      I'm trying to understand how to load models with Assimp. Well learning how to use this library isn't that hard, the thing is how to use the data. From what I understand so far, each model consists of several meshes which you can render individually in order to get the final result (the model). Also from what assimp says:
      One mesh uses only a single material everywhere - if parts of the model use a different material, this part is moved to a separate mesh at the same node The only thing that confuses me is how to create the shader that will use these data to draw a mesh. Lets say I have all the information about a mesh like this:
      class Meshe { std::vector<Texture> diffuse_textures; std::vector<Texture> specular_textures; std::vector<Vertex> vertices; std::vector<unsigned int> indices; } And lets make the simplest shaders:
      Vertex Shader:
      #version 330 core layout(location = 0) in vec3 aPos; layout(location = 1) in vec3 aNormal; layout(location = 2) in vec2 aTexCoord; uniform vec3 model; uniform vec3 view; uniform vec3 projection; out vec2 TextureCoordinate; out vec3 Normals; void main() { gl_Position = projection * view * model * vec4(aPos, 1.0f); TextureCoordinate = aTexCoord Normals = normalize(mat3(transpose(inverse(model))) * aNormal); } Fragment Shader:
      #version 330 core out vec4 Output; in vec2 TextureCoordinate; in vec3 Normals; uniform sampler2D diffuse; uniform sampler2D specular; void main() { Output = texture(diffuse, TextureCoordinate); }  
      Will this work? I mean, assimp says that each mesh has only one material that covers it, but that material how many diffuse and specular textures can it have? Does it makes sense for a material to have more than one diffuse or more that one specular textures?  If each material has only two textures, one for the diffuse and one for the specular then its easy, i'm using the specular texture on the lighting calculations and the diffuse on the actual output.
      But what happens if the textures are more? How am i defining them on the fragment shader without knowing the actual number? Also how do i use them? 
    • By Josheir
      I'm having trouble with glew sharing some defines that I can't resolve.  Does anyone know of a way to get the following statements working instead of an include with glew (glew resolves the red squigglies too.)
      glColor3f(0, 1, 0.); glRasterPos2i(10,10); I really want to use a quick glut command for now.  The command uses the statements above.
      Thank You,
    • By PerezPrograms
      Hello everyone,
      While I do have a B.S. in Game Development, I am currently unable to answer a very basic programming question. In the eyes of OpenGL, does it make any difference if the program uses integers or floats? More specifically, characters, models, and other items have coordinates. Right now, I am very tempted to use integers for the coordinates. The two reasons for this are accuracy and perhaps optimizing calculations. If multiplying two floats is more expensive in the eyes of the CPU, then this is a very powerful reason to not use floats to contain the positions, or vectors of game objects. 
      Please forgive me for my naivette, and not knowing the preferences of the GPU. I hope this thread becomes a way for us to learn how to program better as a community.
    • By ConorH
      Looking for example code... I can find lots of ways to find the points of intersection, but not the rectangle solution im looking for (see picture)
      The black rect is a tilemap, the red rect is the camera... Im looking to supply 2 rectangles (with four members - x,y,w,h), and receive back essentially the green rectangle in the examples.
      also, what's this problem known as?

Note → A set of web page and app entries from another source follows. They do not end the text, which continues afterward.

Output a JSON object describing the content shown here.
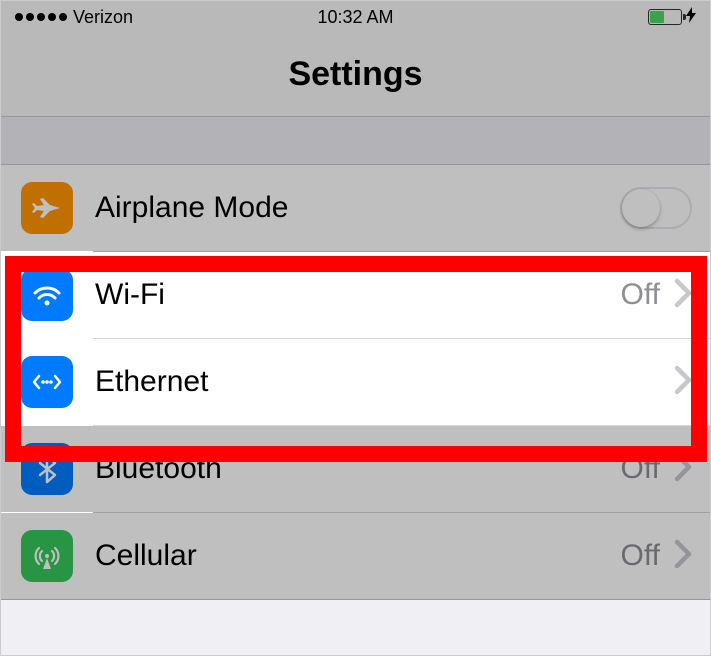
{
  "status": {
    "carrier": "Verizon",
    "time": "10:32 AM"
  },
  "title": "Settings",
  "rows": {
    "airplane": {
      "label": "Airplane Mode"
    },
    "wifi": {
      "label": "Wi-Fi",
      "value": "Off"
    },
    "ethernet": {
      "label": "Ethernet"
    },
    "bluetooth": {
      "label": "Bluetooth",
      "value": "Off"
    },
    "cellular": {
      "label": "Cellular",
      "value": "Off"
    }
  }
}
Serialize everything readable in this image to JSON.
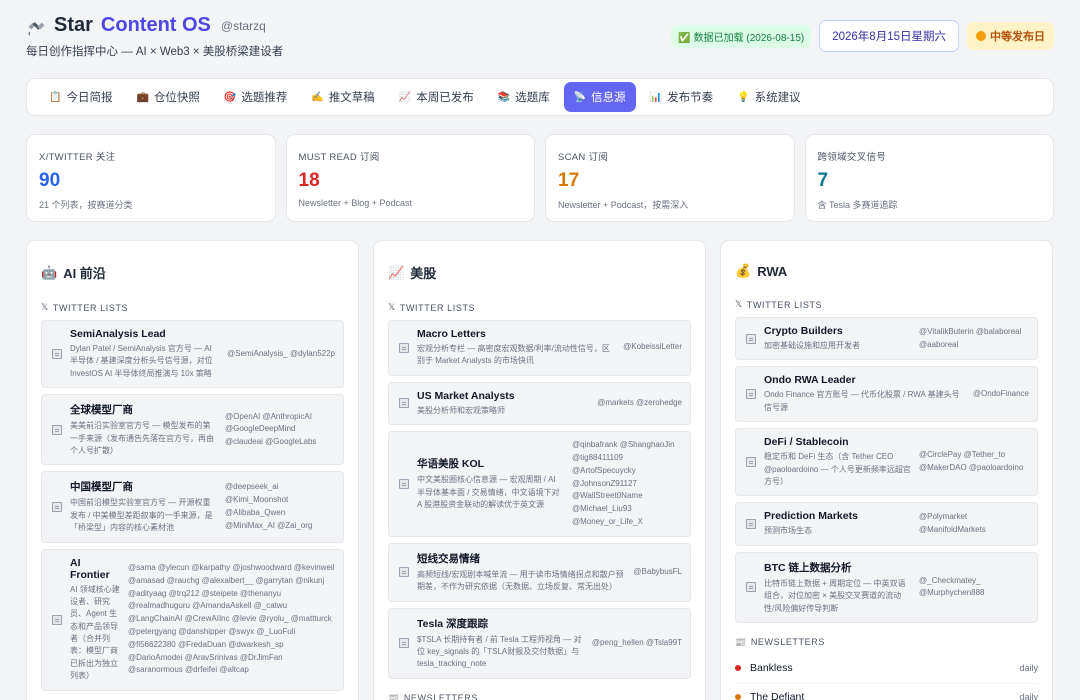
{
  "header": {
    "brand_a": "Star",
    "brand_b": "Content OS",
    "handle": "@starzq",
    "tagline": "每日创作指挥中心 — AI × Web3 × 美股桥梁建设者",
    "data_loaded": "✅ 数据已加载 (2026-08-15)",
    "date": "2026年8月15日星期六",
    "publish_level": "中等发布日",
    "colors": {
      "accent": "#6366f1",
      "brand": "#4f46e5"
    }
  },
  "tabs": [
    {
      "icon": "clipboard-icon",
      "label": "今日简报"
    },
    {
      "icon": "briefcase-icon",
      "label": "仓位快照"
    },
    {
      "icon": "target-icon",
      "label": "选题推荐"
    },
    {
      "icon": "pen-icon",
      "label": "推文草稿"
    },
    {
      "icon": "chart-icon",
      "label": "本周已发布"
    },
    {
      "icon": "books-icon",
      "label": "选题库"
    },
    {
      "icon": "satellite-icon",
      "label": "信息源",
      "active": true
    },
    {
      "icon": "bar-chart-icon",
      "label": "发布节奏"
    },
    {
      "icon": "bulb-icon",
      "label": "系统建议"
    }
  ],
  "stats": [
    {
      "label": "X/TWITTER 关注",
      "value": "90",
      "desc": "21 个列表，按赛道分类",
      "color": "#2563eb"
    },
    {
      "label": "MUST READ 订阅",
      "value": "18",
      "desc": "Newsletter + Blog + Podcast",
      "color": "#dc2626"
    },
    {
      "label": "SCAN 订阅",
      "value": "17",
      "desc": "Newsletter + Podcast，按需深入",
      "color": "#d97706"
    },
    {
      "label": "跨领域交叉信号",
      "value": "7",
      "desc": "含 Tesla 多赛道追踪",
      "color": "#0e7490"
    }
  ],
  "columns": [
    {
      "icon": "robot-icon",
      "title": "AI 前沿",
      "twitter_label": "TWITTER LISTS",
      "items": [
        {
          "name": "SemiAnalysis Lead",
          "desc": "Dylan Patel / SemiAnalysis 官方号 — AI 半导体 / 基建深度分析头号信号源，对位 InvestOS AI 半导体终局推演与 10x 策略",
          "acc": "@SemiAnalysis_ @dylan522p"
        },
        {
          "name": "全球模型厂商",
          "desc": "美美前沿实验室官方号 — 模型发布的第一手来源（发布通告先落在官方号，再由个人号扩散）",
          "acc": "@OpenAI @AnthropicAI @GoogleDeepMind @claudeai @GoogleLabs"
        },
        {
          "name": "中国模型厂商",
          "desc": "中国前沿模型实验室官方号 — 开源权重发布 / 中美模型差距叙事的一手来源，是「桥梁型」内容的核心素材池",
          "acc": "@deepseek_ai @Kimi_Moonshot @Alibaba_Qwen @MiniMax_AI @Zai_org"
        },
        {
          "name": "AI Frontier",
          "desc": "AI 领域核心建设者、研究员、Agent 生态和产品领导者（合并列表：模型厂商已拆出为独立列表）",
          "acc": "@sama @ylecun @karpathy @joshwoodward @kevinweil @amasad @rauchg @alexalbert__ @garrytan @nikunj @adityaag @trq212 @steipete @thenanyu @realmadhuguru @AmandaAskell @_catwu @LangChainAI @CrewAIInc @levie @ryolu_ @mattturck @petergyang @danshipper @swyx @_LuoFuli @fi56622380 @FredaDuan @dwarkesh_sp @DarioAmodei @AravSrinivas @DrJimFan @saranormous @drfeifei @altcap"
        }
      ],
      "newsletters_label": "",
      "newsletters": []
    },
    {
      "icon": "trend-icon",
      "title": "美股",
      "twitter_label": "TWITTER LISTS",
      "items": [
        {
          "name": "Macro Letters",
          "desc": "宏观分析专栏 — 高密度宏观数据/利率/流动性信号，区别于 Market Analysts 的市场快讯",
          "acc": "@KobeissiLetter"
        },
        {
          "name": "US Market Analysts",
          "desc": "美股分析师和宏观策略师",
          "acc": "@markets @zerohedge"
        },
        {
          "name": "华语美股 KOL",
          "desc": "中文美股圈核心信息源 — 宏观周期 / AI 半导体基本面 / 交易情绪，中文语境下对 A 股港股资金联动的解读优于英文源",
          "acc": "@qinbafrank @ShanghaoJin @tig88411109 @ArtofSpecuycky @JohnsonZ91127 @WallStreet0Name @Michael_Liu93 @Money_or_Life_X"
        },
        {
          "name": "短线交易情绪",
          "desc": "高频短线/宏观剧本喊单流 — 用于读市场情绪拐点和散户预期差，不作为研究依据（无数据、立场反复、常无出处）",
          "acc": "@BabybusFL"
        },
        {
          "name": "Tesla 深度跟踪",
          "desc": "$TSLA 长期持有者 / 前 Tesla 工程师视角 — 对位 key_signals 的「TSLA财报及交付数据」与 tesla_tracking_note",
          "acc": "@peng_hellen @Tsla99T"
        }
      ],
      "newsletters_label": "NEWSLETTERS",
      "newsletters": []
    },
    {
      "icon": "moneybag-icon",
      "title": "RWA",
      "twitter_label": "TWITTER LISTS",
      "items": [
        {
          "name": "Crypto Builders",
          "desc": "加密基础设施和应用开发者",
          "acc": "@VitalikButerin @balaboreal @aaboreal"
        },
        {
          "name": "Ondo RWA Leader",
          "desc": "Ondo Finance 官方账号 — 代币化股票 / RWA 基建头号信号源",
          "acc": "@OndoFinance"
        },
        {
          "name": "DeFi / Stablecoin",
          "desc": "稳定币和 DeFi 生态（含 Tether CEO @paoloardoino — 个人号更新频率远超官方号）",
          "acc": "@CirclePay @Tether_to @MakerDAO @paoloardoino"
        },
        {
          "name": "Prediction Markets",
          "desc": "预测市场生态",
          "acc": "@Polymarket @ManifoldMarkets"
        },
        {
          "name": "BTC 链上数据分析",
          "desc": "比特币链上数据 + 周期定位 — 中英双语组合，对位加密 × 美股交叉赛道的流动性/风险偏好传导判断",
          "acc": "@_Checkmatey_ @Murphychen888"
        }
      ],
      "newsletters_label": "NEWSLETTERS",
      "newsletters": [
        {
          "name": "Bankless",
          "freq": "daily",
          "color": "#dc2626"
        },
        {
          "name": "The Defiant",
          "freq": "daily",
          "color": "#d97706"
        }
      ]
    }
  ]
}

Important Information

By using GameDev.net, you agree to our community Guidelines, Terms of Use, and Privacy Policy.

We are the game development community.

Whether you are an indie, hobbyist, AAA developer, or just trying to learn, GameDev.net is the place for you to learn, share, and connect with the games industry. Learn more About Us or sign up!

Sign me up!